Likewise, Benioff finds himself rooting for the bad guy in movies, not - he points out - because he identifies with sociopaths, but out of sympathy for the underdog, and a desire for the tired formula to be reversed. ''Sometimes you think, 'God, I wish that villain with the snarky English accent would actually kill Ben Affleck, that would be kind of cool','' he says.

After 25th Hour was picked up Benioff was invited to meet the executive vice president of Warner Brothers, and pitched The Iliad as a movie. He didn't expect it to go anywhere, but the success of Gladiator has revived the sand and sandals epics that were once a Hollywood staple. Benioff walked out with his second commission. ''I was always kind of shocked that we have this great epic of Western literature, pretty much the mother of epics, and no one has taken a crack at it,'' he says. ''But I don't think Warner Brothers could have taken the chance without Gladiator.''

Of course, Hollywood is notoriously fickle. In a city where every guy wiping tables at Starbucks is a budding screenwriter, today's hot new voice is tomorrow's reject. And Benioff is under no illusions. ''I think any one of those directors would replace me in a

second if they believed they would get a

better script out of it, so it is something that goads you on. I think I'm prepared for it, but it's going to be very painful when it happens.''

With luck it won't be happening any time soon, and if it does, Benioff still has his three-book contract with Viking to keep him occupied. As for his experience watching 25th Hour at the AMC that afternoon, he was

fortuitously seated in front of a guy who laughed at everything, and a woman who was crying at the end.

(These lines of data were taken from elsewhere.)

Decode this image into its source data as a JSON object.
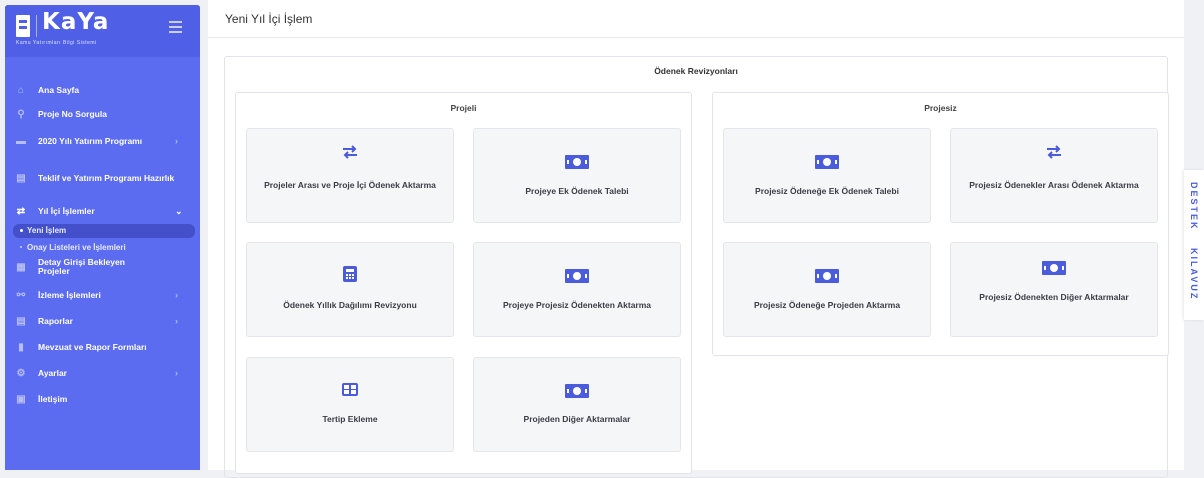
{
  "brand": {
    "name": "KaYa",
    "subtitle": "Kamu Yatırımları Bilgi Sistemi"
  },
  "sidebar": {
    "items": [
      {
        "label": "Ana Sayfa",
        "icon": "home-icon"
      },
      {
        "label": "Proje No Sorgula",
        "icon": "search-icon"
      },
      {
        "label": "2020 Yılı Yatırım Programı",
        "icon": "folder-icon"
      },
      {
        "label": "Teklif ve Yatırım Programı Hazırlık",
        "icon": "chart-icon"
      },
      {
        "label": "Yıl İçi İşlemler",
        "icon": "swap-icon"
      },
      {
        "label": "Detay Girişi Bekleyen Projeler",
        "icon": "list-icon"
      },
      {
        "label": "İzleme İşlemleri",
        "icon": "binoculars-icon"
      },
      {
        "label": "Raporlar",
        "icon": "chart-icon"
      },
      {
        "label": "Mevzuat ve Rapor Formları",
        "icon": "file-icon"
      },
      {
        "label": "Ayarlar",
        "icon": "gear-icon"
      },
      {
        "label": "İletişim",
        "icon": "contact-icon"
      }
    ],
    "subitems": [
      {
        "label": "Yeni İşlem"
      },
      {
        "label": "Onay Listeleri ve İşlemleri"
      }
    ]
  },
  "page": {
    "title": "Yeni Yıl İçi İşlem"
  },
  "section": {
    "title": "Ödenek Revizyonları"
  },
  "groups": {
    "projeli": {
      "title": "Projeli",
      "cards": [
        {
          "label": "Projeler Arası ve Proje İçi Ödenek Aktarma",
          "icon": "swap-icon"
        },
        {
          "label": "Projeye Ek Ödenek Talebi",
          "icon": "money-icon"
        },
        {
          "label": "Ödenek Yıllık Dağılımı Revizyonu",
          "icon": "calculator-icon"
        },
        {
          "label": "Projeye Projesiz Ödenekten Aktarma",
          "icon": "money-icon"
        },
        {
          "label": "Tertip Ekleme",
          "icon": "table-icon"
        },
        {
          "label": "Projeden Diğer Aktarmalar",
          "icon": "money-icon"
        }
      ]
    },
    "projesiz": {
      "title": "Projesiz",
      "cards": [
        {
          "label": "Projesiz Ödeneğe Ek Ödenek Talebi",
          "icon": "money-icon"
        },
        {
          "label": "Projesiz Ödenekler Arası Ödenek Aktarma",
          "icon": "swap-icon"
        },
        {
          "label": "Projesiz Ödeneğe Projeden Aktarma",
          "icon": "money-icon"
        },
        {
          "label": "Projesiz Ödenekten Diğer Aktarmalar",
          "icon": "money-icon"
        }
      ]
    }
  },
  "sidetab": {
    "destek": "DESTEK",
    "kilavuz": "KILAVUZ"
  },
  "colors": {
    "sidebar": "#5b6cf0",
    "accent": "#4a5bdc",
    "active_sub": "#4350c9"
  }
}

Not a bad endorsement. ''Then, when I was walking out of the theatre there was this young Latino couple, and the girlfriend really liked it and the boyfriend did not, and she was really trying to convince him why it was a good movie,'' he says. ''I thought she was much more eloquent and intelligent than he was.'' Well, naturally. n

The 25th Hour is released on April 25. The book of the same title is published by Hodder and Stoughton on March 31.